▶ Your assignment
After removing every image, reproduce the data exactly as it appears.

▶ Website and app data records
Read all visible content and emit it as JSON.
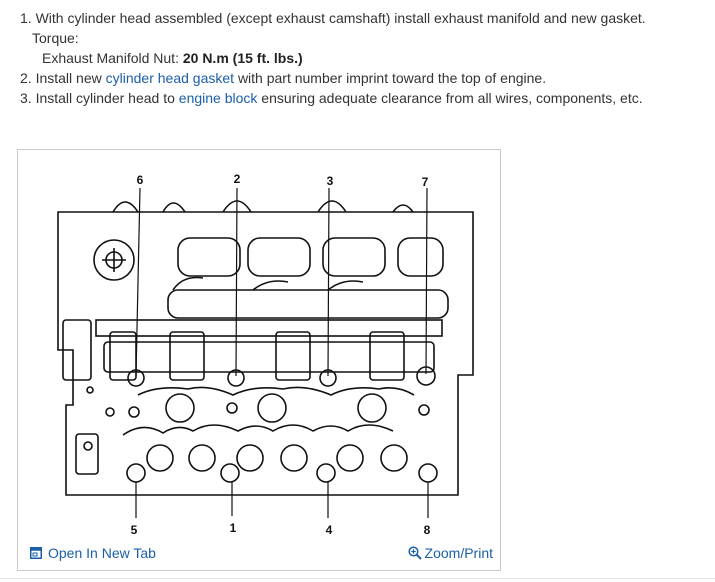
{
  "instructions": {
    "step1_num": "1.",
    "step1_text": "With cylinder head assembled (except exhaust camshaft) install exhaust manifold and new gasket.",
    "torque_label": "Torque:",
    "torque_item_label": "Exhaust Manifold Nut:",
    "torque_item_value": "20 N.m (15 ft. lbs.)",
    "step2_num": "2.",
    "step2_pre": "Install new",
    "step2_link": "cylinder head gasket",
    "step2_post": "with part number imprint toward the top of engine.",
    "step3_num": "3.",
    "step3_pre": "Install cylinder head to",
    "step3_link": "engine block",
    "step3_post": "ensuring adequate clearance from all wires, components, etc."
  },
  "figure": {
    "callouts_top": [
      "6",
      "2",
      "3",
      "7"
    ],
    "callouts_bottom": [
      "5",
      "1",
      "4",
      "8"
    ],
    "open_tab_label": "Open In New Tab",
    "open_tab_icon": "open-in-new-tab-icon",
    "zoom_label": "Zoom/Print",
    "zoom_icon": "zoom-magnifier-icon"
  },
  "colors": {
    "link": "#1a5fa8",
    "text": "#333333",
    "border": "#c9c9c9"
  }
}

▶ Worked solution
Read all visible content and emit it as JSON.
{
  "instructions": {
    "step1_num": "1.",
    "step1_text": "With cylinder head assembled (except exhaust camshaft) install exhaust manifold and new gasket.",
    "torque_label": "Torque:",
    "torque_item_label": "Exhaust Manifold Nut:",
    "torque_item_value": "20 N.m (15 ft. lbs.)",
    "step2_num": "2.",
    "step2_pre": "Install new",
    "step2_link": "cylinder head gasket",
    "step2_post": "with part number imprint toward the top of engine.",
    "step3_num": "3.",
    "step3_pre": "Install cylinder head to",
    "step3_link": "engine block",
    "step3_post": "ensuring adequate clearance from all wires, components, etc."
  },
  "figure": {
    "callouts_top": [
      "6",
      "2",
      "3",
      "7"
    ],
    "callouts_bottom": [
      "5",
      "1",
      "4",
      "8"
    ],
    "open_tab_label": "Open In New Tab",
    "open_tab_icon": "open-in-new-tab-icon",
    "zoom_label": "Zoom/Print",
    "zoom_icon": "zoom-magnifier-icon"
  },
  "colors": {
    "link": "#1a5fa8",
    "text": "#333333",
    "border": "#c9c9c9"
  }
}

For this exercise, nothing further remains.